Creator: n/a
Date: June 25, 1918
Publication: The New York Times
Source: Available at selected libraries


The Rev. Percy S. Grant and Professors Dewey, Hays, and Robinson Among Signers.




Plea to Pay Legal Expenses of Accused Leaders Made in "The New Republic."


An appeal for funds to help defray the legal expenses of the members of the I.W.W. on trial in Chicago on Federal charges appears in the current issue of The New Republic. The heading over the appeal is, "Never mind what you think about the I.W.W." The signers of the appeal are Robert W. Bruere, a writer on sociological subjects and author of "On the Trail of the I.W.W."; John Dewey, Professor of Philosophy at Columbia University; John A. Fitch, industrial editor of The Survey; the Rev. Dr. Percy Stickney Grant, rector of the Church of the Ascension; Professor Carlton H. Hayes of Columbia University, Inez Hayes Irwin, author, and wife of Will Irwin; Helen Keller, the gifted blind woman; Professor James Harvey Robinson of the Department of History, Columbia University; Thorstein Veblen of the University of Missouri, George P. West, at one time publicity director of the United States Commission on Industrial Relations, and Walter E. Weyl, a writer on economics and politics and formerly employed by the United States Department of Labor.


Under the heading appears the following, referring to the men on trial:


"They are at least entitled to a fair trial and an open-minded public hearing. That is a primary American right. One hundred and ten of their leaders are now before the Federal Court at Chicago charged with conspiring to obstruct the war. But the trial involves essentially the activities of the I.W.W. as a labor organization.


"The I.W.W. are entitled to the best legal defense they can make. They must bring scores of witnesses long distances. The trial will probably last months.


"The Department of Justice, the court and the jury can be relied upon to deal effectually with any criminal acts that may be disclosed. It is for American liberals to make it financially possible for the defense to present fully the industrial evils underlying the I.W.W. revolt against intolerable conditions of labor.


"Such a trial is of necessity enormously expensive. It will cost over $100,000. Of this, about $50,000 has already been raised from the membership alone. But it is impossible to raise the entire fund from the members. The whole sum needed cannot be secured without the liberal financial support of those Americans who believe in the right of a fair trial, even for the I.W.W. The undersigned therefore appeal to all liberals for financial help."
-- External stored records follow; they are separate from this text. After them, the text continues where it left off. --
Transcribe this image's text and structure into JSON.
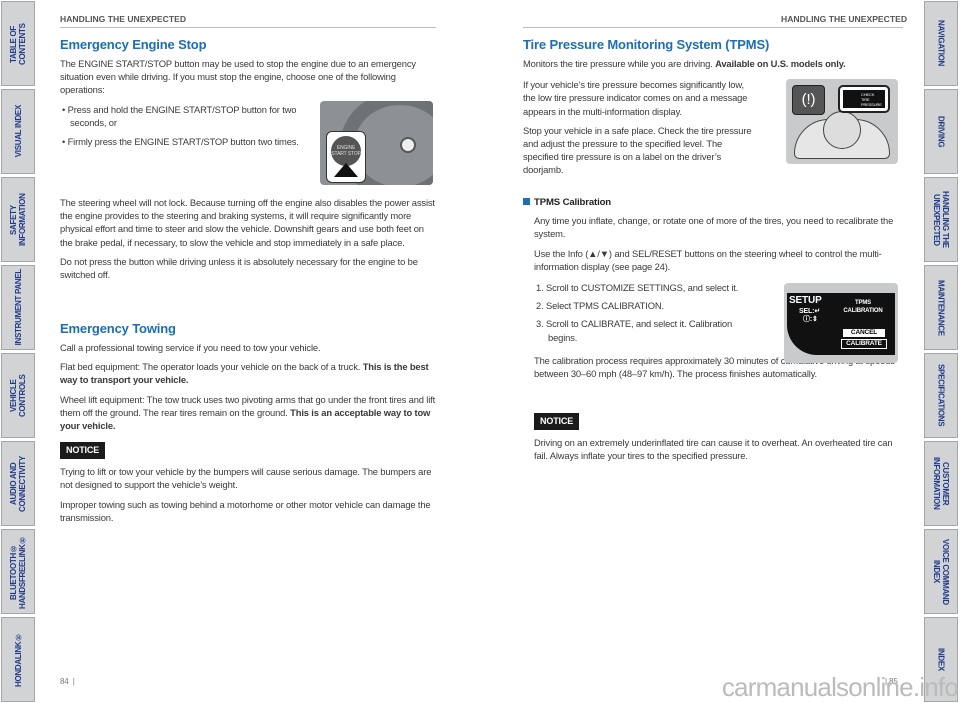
{
  "left_tabs": [
    "TABLE OF CONTENTS",
    "VISUAL INDEX",
    "SAFETY INFORMATION",
    "INSTRUMENT PANEL",
    "VEHICLE CONTROLS",
    "AUDIO AND CONNECTIVITY",
    "BLUETOOTH® HANDSFREELINK®",
    "HONDALINK®"
  ],
  "right_tabs": [
    "NAVIGATION",
    "DRIVING",
    "HANDLING THE UNEXPECTED",
    "MAINTENANCE",
    "SPECIFICATIONS",
    "CUSTOMER INFORMATION",
    "VOICE COMMAND INDEX",
    "INDEX"
  ],
  "left": {
    "header": "HANDLING THE UNEXPECTED",
    "ees": {
      "title": "Emergency Engine Stop",
      "intro": "The ENGINE START/STOP button may be used to stop the engine due to an emergency situation even while driving. If you must stop the engine, choose one of the following operations:",
      "bullets": [
        "Press and hold the ENGINE START/STOP button for two seconds, or",
        "Firmly press the ENGINE START/STOP button two times."
      ],
      "p1": "The steering wheel will not lock. Because turning off the engine also disables the power assist the engine provides to the steering and braking systems, it will require significantly more physical effort and time to steer and slow the vehicle. Downshift gears and use both feet on the brake pedal, if necessary, to slow the vehicle and stop immediately in a safe place.",
      "p2": "Do not press the button while driving unless it is absolutely necessary for the engine to be switched off.",
      "image_label": "ENGINE START STOP"
    },
    "tow": {
      "title": "Emergency Towing",
      "p1": "Call a professional towing service if you need to tow your vehicle.",
      "p2": "Flat bed equipment: The operator loads your vehicle on the back of a truck.",
      "p2b": "This is the best way to transport your vehicle.",
      "p3": "Wheel lift equipment: The tow truck uses two pivoting arms that go under the front tires and lift them off the ground. The rear tires remain on the ground.",
      "p3b": "This is an acceptable way to tow your vehicle.",
      "notice": "NOTICE",
      "n1": "Trying to lift or tow your vehicle by the bumpers will cause serious damage. The bumpers are not designed to support the vehicle’s weight.",
      "n2": "Improper towing such as towing behind a motorhome or other motor vehicle can damage the transmission."
    },
    "page": "84"
  },
  "right": {
    "header": "HANDLING THE UNEXPECTED",
    "title": "Tire Pressure Monitoring System (TPMS)",
    "sub": "Monitors the tire pressure while you are driving.",
    "sub_b": "Available on U.S. models only.",
    "p1": "If your vehicle’s tire pressure becomes significantly low, the low tire pressure indicator comes on and a message appears in the multi-information display.",
    "p2": "Stop your vehicle in a safe place. Check the tire pressure and adjust the pressure to the specified level. The specified tire pressure is on a label on the driver’s doorjamb.",
    "cal": {
      "title": "TPMS Calibration",
      "p1": "Any time you inflate, change, or rotate one of more of the tires, you need to recalibrate the system.",
      "p2": "Use the Info (▲/▼) and SEL/RESET buttons on the steering wheel to control the multi-information display (see page 24).",
      "steps": [
        "1. Scroll to CUSTOMIZE SETTINGS, and select it.",
        "2. Select TPMS CALIBRATION.",
        "3. Scroll to CALIBRATE, and select it. Calibration begins."
      ],
      "p3": "The calibration process requires approximately 30 minutes of cumulative driving at speeds between 30–60 mph (48–97 km/h). The process finishes automatically."
    },
    "screen": {
      "setup": "SETUP",
      "sel": "SEL:↵",
      "info": "ⓘ:⇕",
      "title": "TPMS CALIBRATION",
      "cancel": "CANCEL",
      "calibrate": "CALIBRATE"
    },
    "cluster_msg": "CHECK TIRE PRESSURE",
    "notice": "NOTICE",
    "n1": "Driving on an extremely underinflated tire can cause it to overheat. An overheated tire can fail. Always inflate your tires to the specified pressure.",
    "page": "85"
  },
  "watermark": "carmanualsonline.info"
}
It was learned yesterday that a principal role in the appeal was played by Roger N. Baldwin, director of the Civil Liberties Bureau of 70 Fifth Avenue, an organization which has had considerable correspondence with Secretary of War Baker with reference to the "conscientious objectors" to war. Mr. Baldwin said that last Winter, a group of men, including Mr. West, Mr. Fitch, John Graham Brooks, and Professor Carlton H. Parker, prepared, in connection with the arrest of the I.W.W. workers, a pamphlet entitled "The Truth About the I.W.W." Mr. Baldwin produced a copy and called attention to the statement that "it is not to be inferred that the editors * * * are in agreement with the principles and methods of the I.W.W."


Subsequently a meeting was held in this city and a fund was collected to defray the expenses of an advertising campaign in behalf of the indicted prisoners.


"Mr. West, Mr. Fitch, and myself then got together and in our private capacities we drew up a letter to about fifteen persons, asking if they cared to allow their names to be used in an appeal to be published for funds for the men on trial," said Mr. Baldwin. "The men whose names appear on the advertisement consented. We expect to carry on the advertising and to extend it to other publications. We believe that, even if these men are members of the I.W.W., they are entitled to a fair trial, and in order to have such a trial they need money with which to summon witnesses great distances."